* Directions: Your answer should be one number: how many lines below hold the word "https".

* Supplied data:
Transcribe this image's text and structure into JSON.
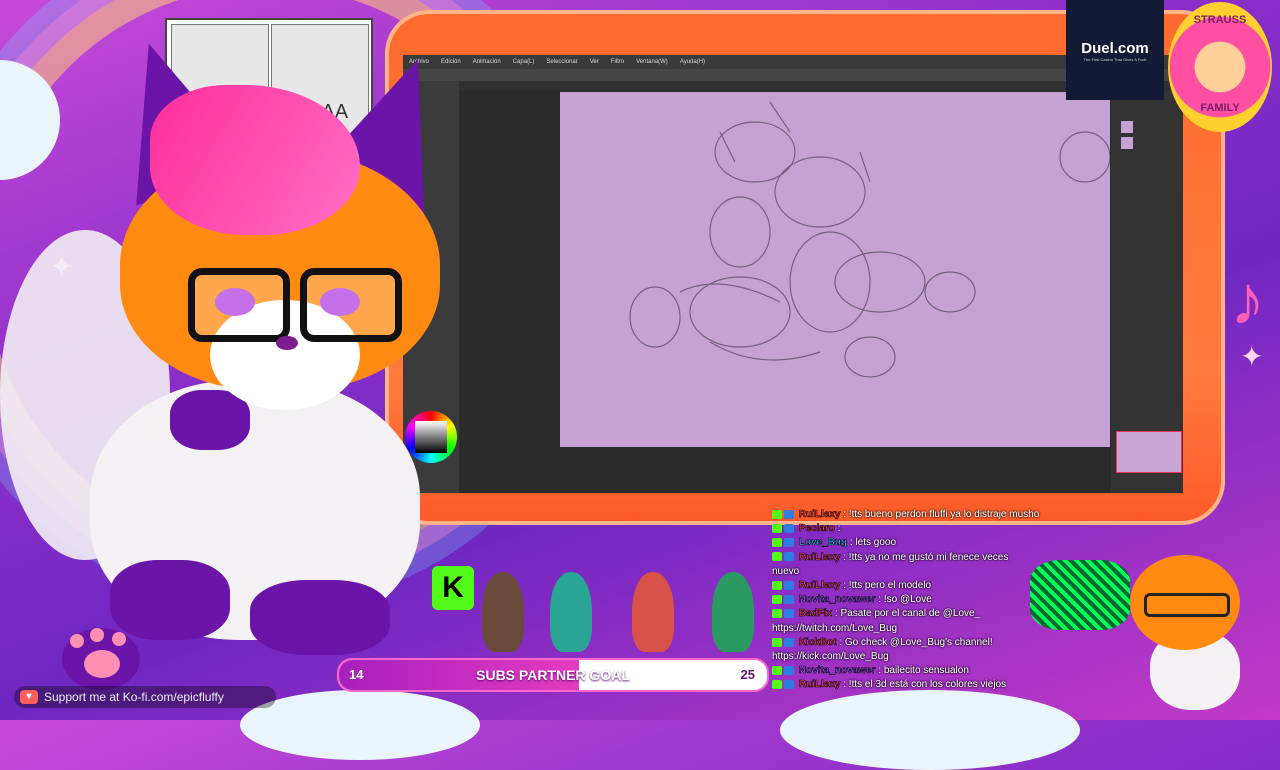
{
  "app": {
    "menu": [
      "Archivo",
      "Edición",
      "Animación",
      "Capa(L)",
      "Seleccionar",
      "Ver",
      "Filtro",
      "Ventana(W)",
      "Ayuda(H)"
    ]
  },
  "sponsor": {
    "name": "Duel.com",
    "tagline": "The First Casino That Gives A Fuck"
  },
  "badge": {
    "top": "STRAUSS",
    "bottom": "FAMILY"
  },
  "meme": {
    "text_left": "A",
    "text_right": "AAA AA"
  },
  "kofi": {
    "text": "Support me at Ko-fi.com/epicfluffy"
  },
  "goal": {
    "label": "SUBS PARTNER GOAL",
    "current": "14",
    "target": "25",
    "progress": 0.56
  },
  "chat": [
    {
      "user": "RuiLlexy",
      "text": ": !tts bueno perdon fluffi ya lo distraje musho",
      "color": "#ff4a4a"
    },
    {
      "user": "Peclaro",
      "text": ":",
      "color": "#ff4a4a"
    },
    {
      "user": "Love_Bug",
      "text": ": lets gooo",
      "color": "#2fd6ff"
    },
    {
      "user": "RuiLlexy",
      "text": ": !tts ya no me gustó mi fenece veces",
      "color": "#ff4a4a"
    },
    {
      "user": "",
      "text": "nuevo",
      "color": "#ffffff"
    },
    {
      "user": "RuiLlexy",
      "text": ": !tts pero el modelo",
      "color": "#ff4a4a"
    },
    {
      "user": "Novita_novawer",
      "text": ": !so @Love",
      "color": "#9b5cff"
    },
    {
      "user": "BadFix",
      "text": ": Pasate por el canal de @Love_",
      "color": "#ff4a4a"
    },
    {
      "user": "",
      "text": "https://twitch.com/Love_Bug",
      "color": "#ffffff"
    },
    {
      "user": "KickBot",
      "text": ": Go check @Love_Bug's channel!",
      "color": "#ff4a4a"
    },
    {
      "user": "",
      "text": "https://kick.com/Love_Bug",
      "color": "#ffffff"
    },
    {
      "user": "Novita_novawer",
      "text": ": bailecito sensualon",
      "color": "#9b5cff"
    },
    {
      "user": "RuiLlexy",
      "text": ": !tts el 3d está con los colores viejos",
      "color": "#ff4a4a"
    }
  ],
  "icons": [
    "ko-fi-icon",
    "kick-icon",
    "color-wheel"
  ]
}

* Task output: 2